In the example below we show how to make use of this lean interface.

class XOperatorLean(AbstractOperator):
    @property
    def dtype(self):
        return float
    
    @property
    def is_hermitian(self):
        return True

def e_loc(logpsi, pars, sigma, extra_args):
    eta, mels = extra_args
    # check that sigma has been reshaped to 2D, eta is 3D
    # sigma is (Nsamples, Nsites)
    assert sigma.ndim == 2
    # eta is (Nsamples, Nconnected, Nsites)
    assert eta.ndim == 3
    # let's write the local energy assuming a single sample, and vmap it
    @partial(jax.vmap, in_axes=(0, 0, 0))
    def _loc_vals(sigma, eta, mels):
        return jnp.sum(mels * jnp.exp(logpsi(pars, eta) - logpsi(pars, sigma)), axis=-1)
    
    return _loc_vals(sigma, eta, mels)

@nk.vqs.get_local_kernel.dispatch
def get_local_kernel(vstate: nk.vqs.MCState, op: XOperatorLean):
    return e_loc

@nk.vqs.get_local_kernel_arguments.dispatch
def get_local_kernel_arguments(vstate: nk.vqs.MCState, op: XOperatorLean):
    sigma = vstate.samples
    # get the connected elements.
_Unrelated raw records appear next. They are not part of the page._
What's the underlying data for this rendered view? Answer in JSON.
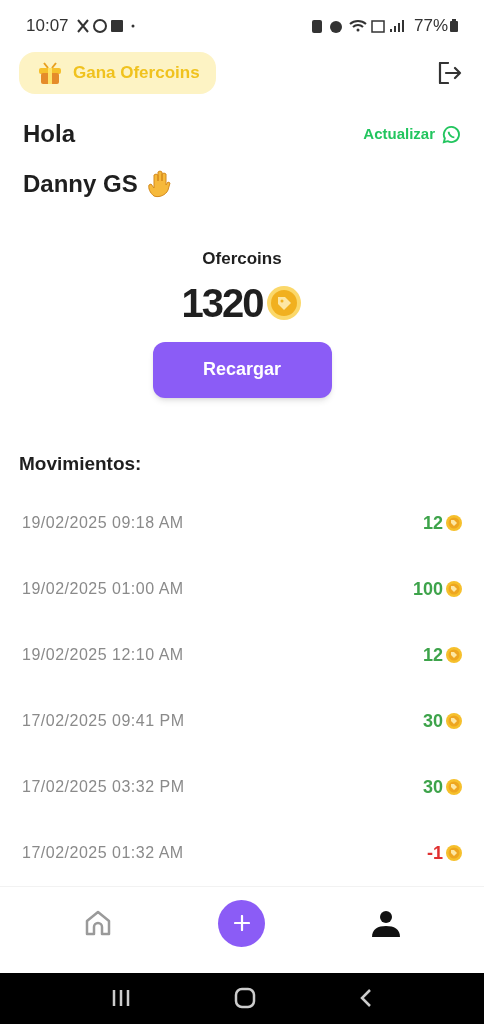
{
  "status_bar": {
    "time": "10:07",
    "battery": "77%"
  },
  "header": {
    "promo": "Gana Ofercoins"
  },
  "greeting": {
    "hello": "Hola",
    "update": "Actualizar",
    "name": "Danny GS"
  },
  "balance": {
    "label": "Ofercoins",
    "amount": "1320",
    "button": "Recargar"
  },
  "movements": {
    "title": "Movimientos:",
    "rows": [
      {
        "date": "19/02/2025 09:18 AM",
        "amount": "12",
        "kind": "credit"
      },
      {
        "date": "19/02/2025 01:00 AM",
        "amount": "100",
        "kind": "credit"
      },
      {
        "date": "19/02/2025 12:10 AM",
        "amount": "12",
        "kind": "credit"
      },
      {
        "date": "17/02/2025 09:41 PM",
        "amount": "30",
        "kind": "credit"
      },
      {
        "date": "17/02/2025 03:32 PM",
        "amount": "30",
        "kind": "credit"
      },
      {
        "date": "17/02/2025 01:32 AM",
        "amount": "-1",
        "kind": "debit"
      }
    ]
  },
  "bottom_nav": [
    {
      "kind": "home",
      "selected": false
    },
    {
      "kind": "add",
      "selected": false
    },
    {
      "kind": "profile",
      "selected": true
    }
  ]
}
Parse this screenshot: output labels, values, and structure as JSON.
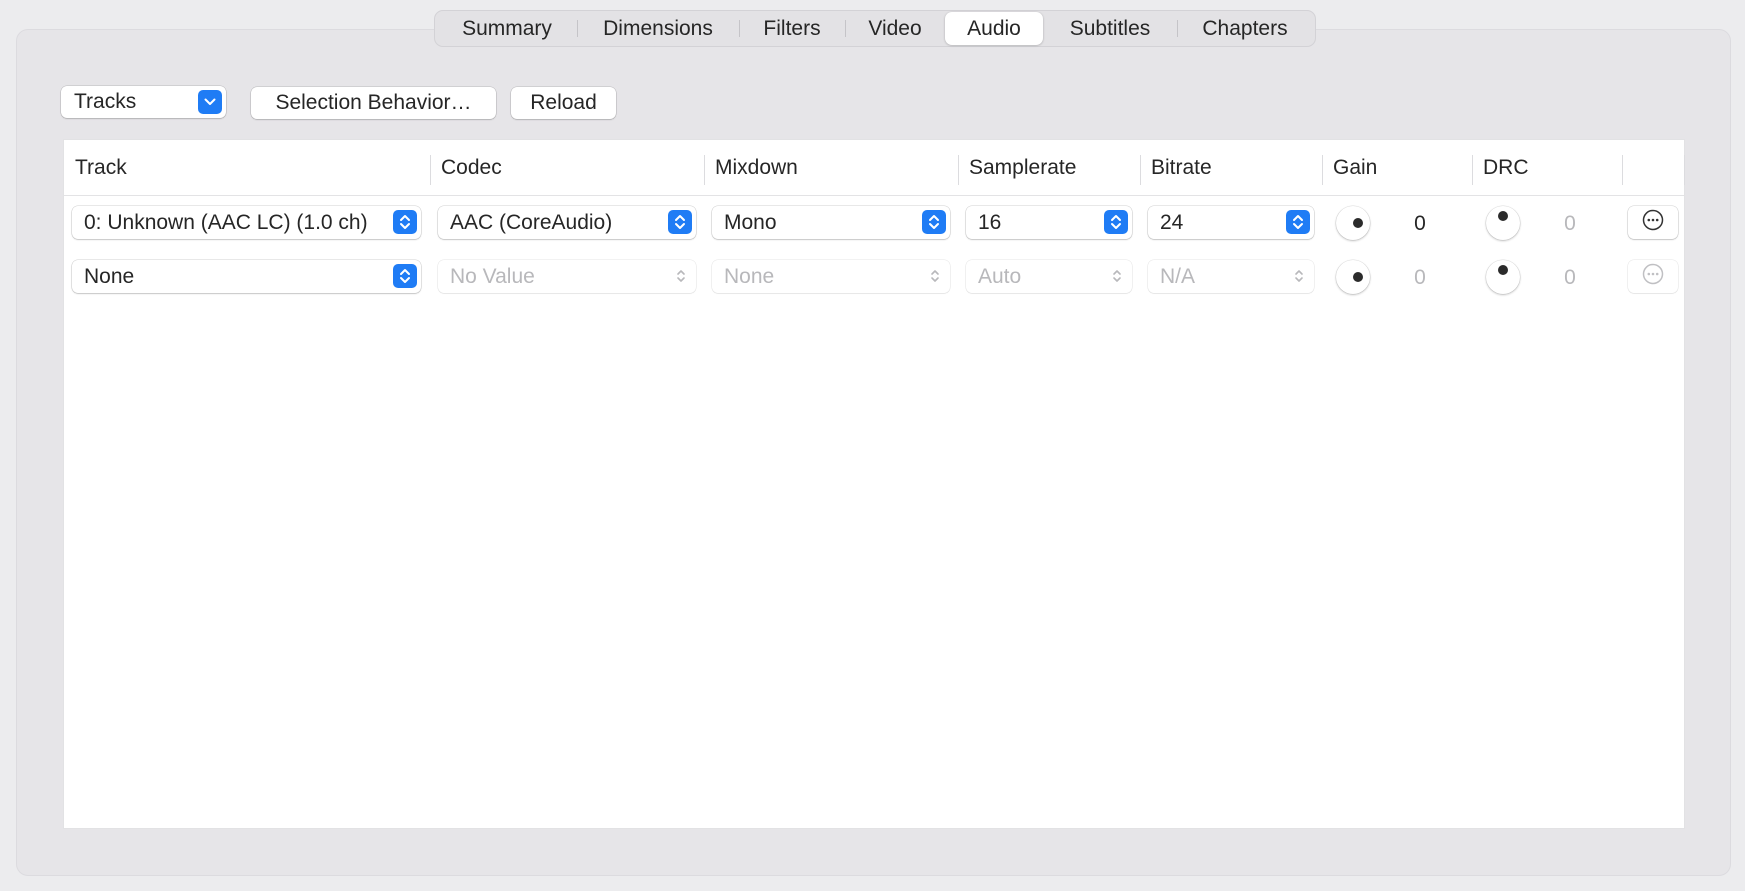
{
  "tabs": [
    {
      "label": "Summary",
      "active": false
    },
    {
      "label": "Dimensions",
      "active": false
    },
    {
      "label": "Filters",
      "active": false
    },
    {
      "label": "Video",
      "active": false
    },
    {
      "label": "Audio",
      "active": true
    },
    {
      "label": "Subtitles",
      "active": false
    },
    {
      "label": "Chapters",
      "active": false
    }
  ],
  "toolbar": {
    "tracks_popup": "Tracks",
    "selection_behavior_label": "Selection Behavior…",
    "reload_label": "Reload"
  },
  "table": {
    "columns": [
      "Track",
      "Codec",
      "Mixdown",
      "Samplerate",
      "Bitrate",
      "Gain",
      "DRC"
    ],
    "rows": [
      {
        "track": "0: Unknown (AAC LC) (1.0 ch)",
        "codec": "AAC (CoreAudio)",
        "mixdown": "Mono",
        "samplerate": "16",
        "bitrate": "24",
        "gain": "0",
        "drc": "0",
        "enabled": true
      },
      {
        "track": "None",
        "codec": "No Value",
        "mixdown": "None",
        "samplerate": "Auto",
        "bitrate": "N/A",
        "gain": "0",
        "drc": "0",
        "enabled": false
      }
    ]
  },
  "colors": {
    "accent": "#1f7cf5",
    "background": "#ececee",
    "disabled_text": "#b8b8bb"
  },
  "icons": {
    "popup_chevron": "up-down-chevron-icon",
    "more": "ellipsis-circle-icon"
  }
}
Reshape the samples because that code only works
    # if the input is a 2D matrix
    extra_args = get_conns_and_mels(sigma.reshape(-1, vstate.hilbert.size))
    return sigma, extra_args

The first function here is very similar to the e_loc we defined in the previous section, however instead of taking eta and mels as two different arguments, they are passed as a tuple named extra_args, and must be unpacked by the kernel. That’s because every operator has it’s own get_local_kernel_arguments which prepares those extra_args, and every different operator might be passing different objects to the kernel.

Also do note that the kernel is jit-compiled, therefore it must make use of jax.numpy functions, while the get_local_kernel_argument function is not jitted, and it is executed before jitting. This is in order to allow extra flexibility: sometimes your operators need some pre-processing code that is not jax-jittable, but is only numba-jittable, for example (this is the case of most operators in NetKet).

All operators and super-operators in netket define those two methods. If you want to see some examples of how it is used internally, look at the source code found in this folder. An additional benefit of using this latter definition, is that is automatically enables expect_and_grad for your custom operator.

We can now test this new implementation:

x_op_lean = XOperatorLean(hi)
vs.expect(x_op_lean)
3.99940 ± 0.00074 [σ²=0.00055, R̂=1.0022]

Comparison of the two approaches#

Above you’ve seen two different ways to define expect, but it might be unclear which one you should use in your code. In general, you should prefer the second one: the simple interface is easier to use and enables by default gradients too.

If you can express the expectation value of your operator in such a way that it can be estimated by simply averaging a single local-estimator the simple interface is best. We expect that you should be able to use this interface in the vast majority of cases. However in some cases you might want to try something particular, experiment, or your operator cannot be expressed in this form, or you want to try out some optimisations (such as chunking), or compute many operators at once. That’s why we also allow you to override the general expect method alltogether: it allows a lot of extra flexibility.